Increasing levels of variable renewable generation such as wind and solar power is giving rise to challenges in maintaining the balance between electricity supply and demand.
One option to achieve this is an ‘Energy Imbalance Market’ (EIM), which implements an automated system to efficiently dispatch resources across multiple balancing authorities in real time for use as short-term balancing resources. In this way, EIM participants can make available and take advantage of generation resources from across an entire EIM footprint rather than just those within the balancing authority area.
Through automation and by broadening the pool of lowest cost resources that can be accessed to balance systems – for example, an excess of wind generation in one area that could be utilized in another – an EIM should reduce system costs and enhance reliability.
The western EIM, which was launched on November 1, 2014 under an agreement between PacifiCorp and the California Independent System Operator (ISO), has now demonstrated such value.
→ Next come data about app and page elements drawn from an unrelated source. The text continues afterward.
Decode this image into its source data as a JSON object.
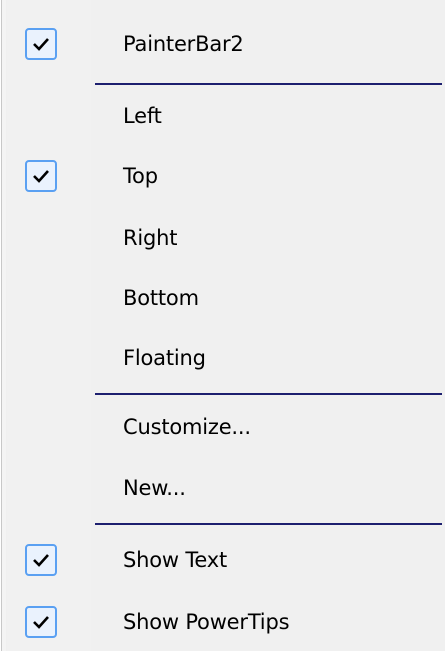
{
  "menu": {
    "items": [
      {
        "label": "PainterBar2",
        "checked": true
      },
      {
        "label": "Left",
        "checked": false
      },
      {
        "label": "Top",
        "checked": true
      },
      {
        "label": "Right",
        "checked": false
      },
      {
        "label": "Bottom",
        "checked": false
      },
      {
        "label": "Floating",
        "checked": false
      },
      {
        "label": "Customize...",
        "checked": false
      },
      {
        "label": "New...",
        "checked": false
      },
      {
        "label": "Show Text",
        "checked": true
      },
      {
        "label": "Show PowerTips",
        "checked": true
      }
    ],
    "check_icon": "check-icon",
    "colors": {
      "background": "#f0f0f0",
      "separator": "#1d1f6f",
      "check_border": "#5aa0f2"
    }
  }
}
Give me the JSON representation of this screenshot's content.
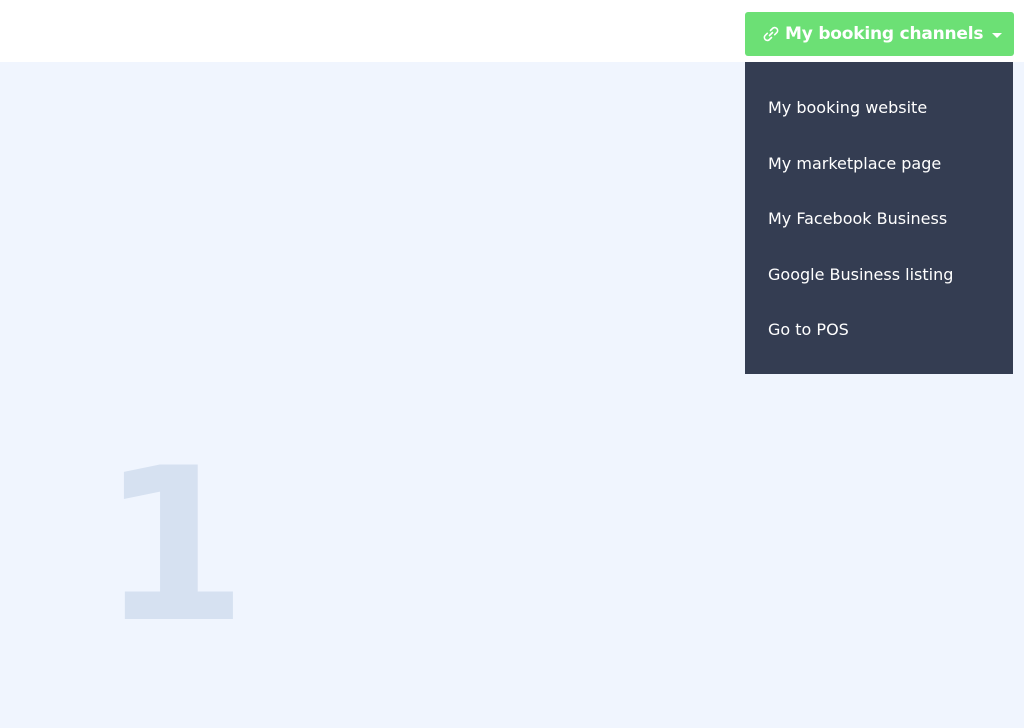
{
  "header": {
    "channels_button": {
      "label": "My booking channels",
      "icon": "link-icon",
      "caret": "caret-down-icon",
      "color": "#6ce075"
    }
  },
  "dropdown": {
    "background": "#343d52",
    "items": [
      {
        "label": "My booking website"
      },
      {
        "label": "My marketplace page"
      },
      {
        "label": "My Facebook Business"
      },
      {
        "label": "Google Business listing"
      },
      {
        "label": "Go to POS"
      }
    ]
  },
  "main": {
    "step_number": "1"
  }
}
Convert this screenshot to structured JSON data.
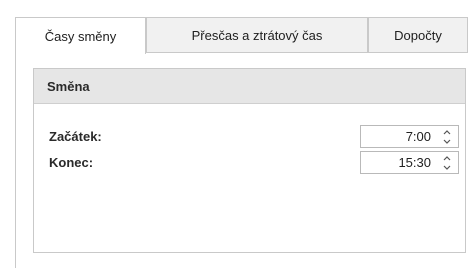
{
  "tabs": [
    {
      "label": "Časy směny",
      "active": true
    },
    {
      "label": "Přesčas a ztrátový čas",
      "active": false
    },
    {
      "label": "Dopočty",
      "active": false
    }
  ],
  "group": {
    "title": "Směna"
  },
  "fields": {
    "start": {
      "label": "Začátek:",
      "value": "7:00"
    },
    "end": {
      "label": "Konec:",
      "value": "15:30"
    }
  },
  "icons": {
    "spin_up": "chevron-up-icon",
    "spin_down": "chevron-down-icon"
  },
  "colors": {
    "border": "#c9c9c9",
    "inactive_tab_bg": "#f1f1f1",
    "group_header_bg": "#e6e6e6",
    "text": "#202020"
  }
}
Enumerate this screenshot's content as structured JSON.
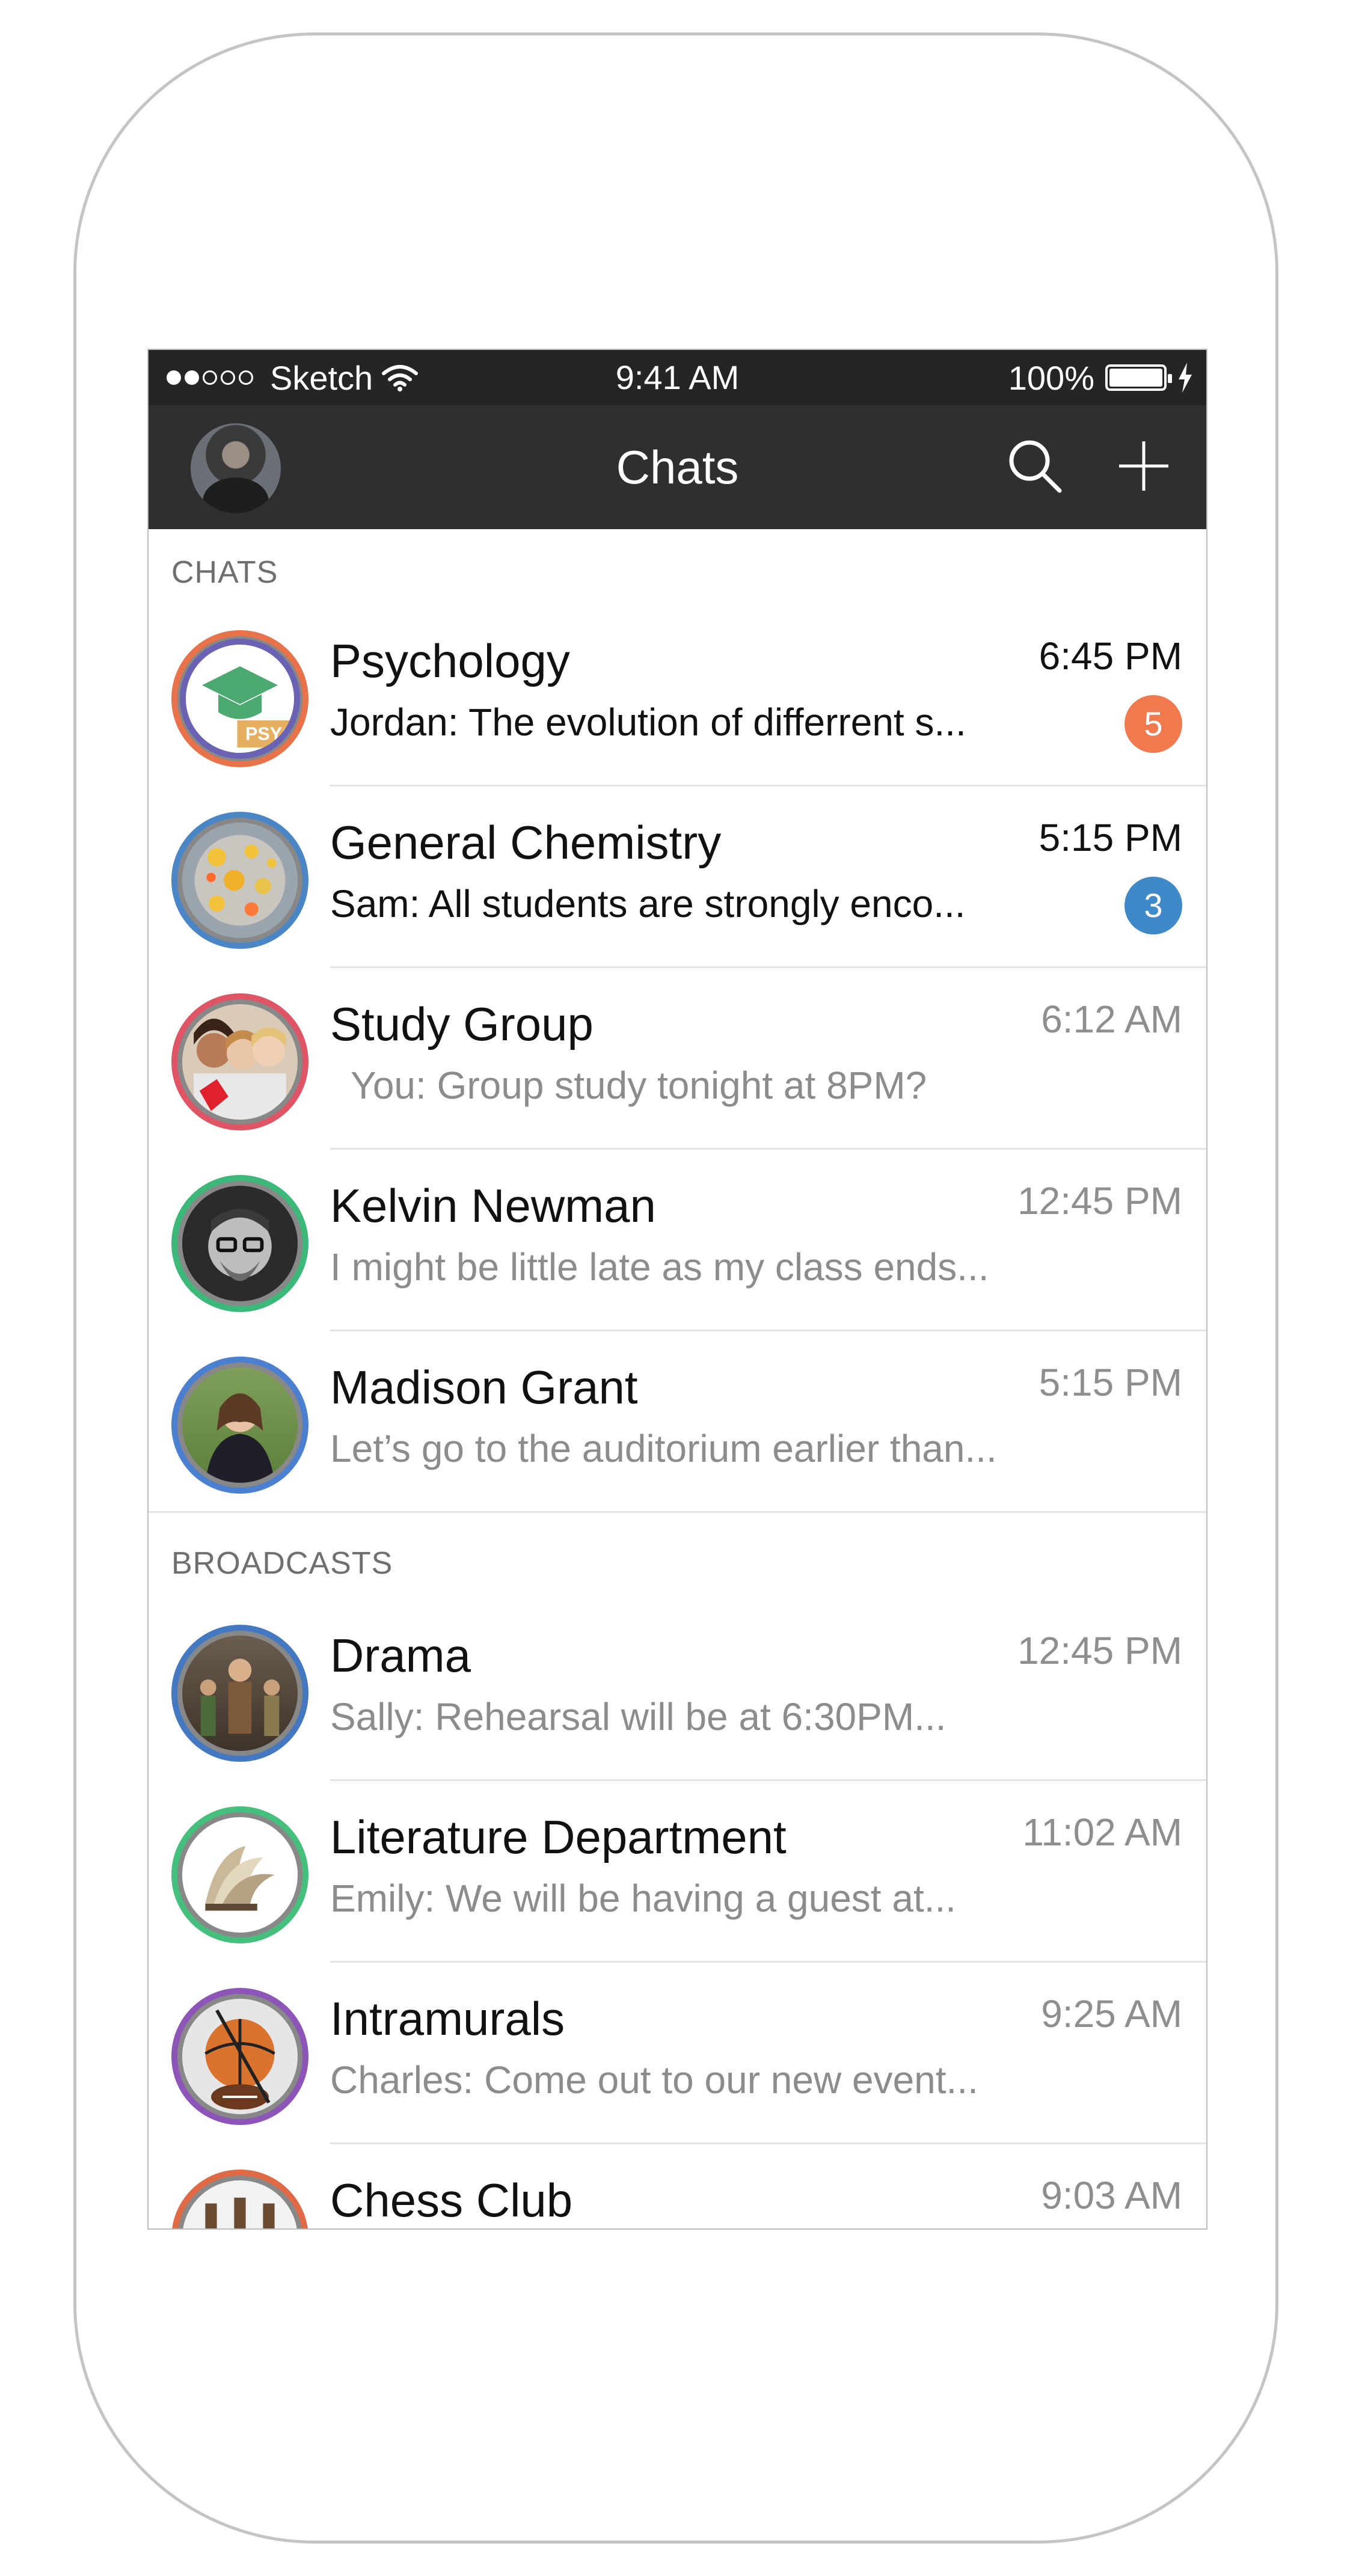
{
  "status_bar": {
    "carrier": "Sketch",
    "time": "9:41 AM",
    "battery": "100%"
  },
  "nav": {
    "title": "Chats"
  },
  "sections": {
    "chats_label": "CHATS",
    "broadcasts_label": "BROADCASTS"
  },
  "chats": [
    {
      "name": "Psychology",
      "time": "6:45 PM",
      "preview": "Jordan: The evolution of differrent s...",
      "badge": "5",
      "badge_color": "#f07a4e",
      "ring_color": "#e8724a",
      "unread": true
    },
    {
      "name": "General Chemistry",
      "time": "5:15 PM",
      "preview": "Sam: All students are strongly enco...",
      "badge": "3",
      "badge_color": "#3f89c8",
      "ring_color": "#4a86c5",
      "unread": true
    },
    {
      "name": "Study Group",
      "time": "6:12 AM",
      "preview": "You: Group study tonight at 8PM?",
      "ring_color": "#e05565",
      "unread": false
    },
    {
      "name": "Kelvin Newman",
      "time": "12:45 PM",
      "preview": "I might be little late as my class ends...",
      "ring_color": "#3cb878",
      "unread": false
    },
    {
      "name": "Madison Grant",
      "time": "5:15 PM",
      "preview": "Let’s go to the auditorium earlier than...",
      "ring_color": "#4b7fd0",
      "unread": false
    }
  ],
  "broadcasts": [
    {
      "name": "Drama",
      "time": "12:45 PM",
      "preview": "Sally: Rehearsal will be at 6:30PM...",
      "ring_color": "#4478c0"
    },
    {
      "name": "Literature Department",
      "time": "11:02 AM",
      "preview": "Emily: We will be having a guest at...",
      "ring_color": "#45c07c"
    },
    {
      "name": "Intramurals",
      "time": "9:25 AM",
      "preview": "Charles: Come out to our new event...",
      "ring_color": "#8e55b8"
    },
    {
      "name": "Chess Club",
      "time": "9:03 AM",
      "ring_color": "#e06a45"
    }
  ]
}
The western EIM was formed with the addition of PacifiCorp’s two balancing authorities covering portions of six western states, PacifiCorp-East (PACE) and PacifiCorp-West (PACW) to the existing ISO market within California. The states are California, Oregon, Washington, Utah, Idaho and Wyoming.
Analysis of the first two months of operation produced estimated benefits of US$5.97 million, according to the first quarterly report. This is comprised of an estimated US$1.24 million for the ISO, US$2.31 million for PACE and US$2.42 million for PACW.
“Our analysis shows that EIM’s systems are able to find the absolutely lowest cost power plants across six western states to serve demand,” said Mark Rothleder, ISO Vice President, Market Quality and Renewable Integration. “The estimated benefits are significant and in line with our pre-launch projections.”
A pre-launch study projected annual benefits in 2017 to range from US$21 million to US$129 million, which would accrue to PacifiCorp consumers and ISO wholesale customers.
During the period the EIM dispatched energy transfers up to 421MW in a 15-minute interval between PACW and the ISO, up to 220MW from the ISO to PACW, and up to 200MW from PACE to PACW. Preliminary estimates of total transfers are approximately 180,786MWh to the ISO from PacifiCorp and 27,361MWh to PacifiCorp from the ISO.
According to the report, the findings reflect the EIM’s ability to account for more efficient dispatch, both inter- and intra-regional, by automating dispatch every five minutes within PacifiCorp’s two balancing authorities and between the PacifiCorp and California ISO balancing authorities. Renewable energy curtailment is also reduced by allowing balancing authorities to export or reduce imports of renewable generation when it would otherwise need to be economically dispatched down or manually curtailed.
The report comments that although subject to continuously varying market conditions, the benefits are expected to increase as system operations continue to improve with new resources participating and as transfer capability increases or is available during 5-minute intervals.
Further, the benefits demonstrated in the EIM’s first two months indicate that it has the potential to provide benefits to participating entities and their customers for the long term.
Las Vegas-based NV Energy is slated to begin participation in the EIM in October 2015. Discussions are also under way between PUC commissioners across the west of moving towards a regional EIM.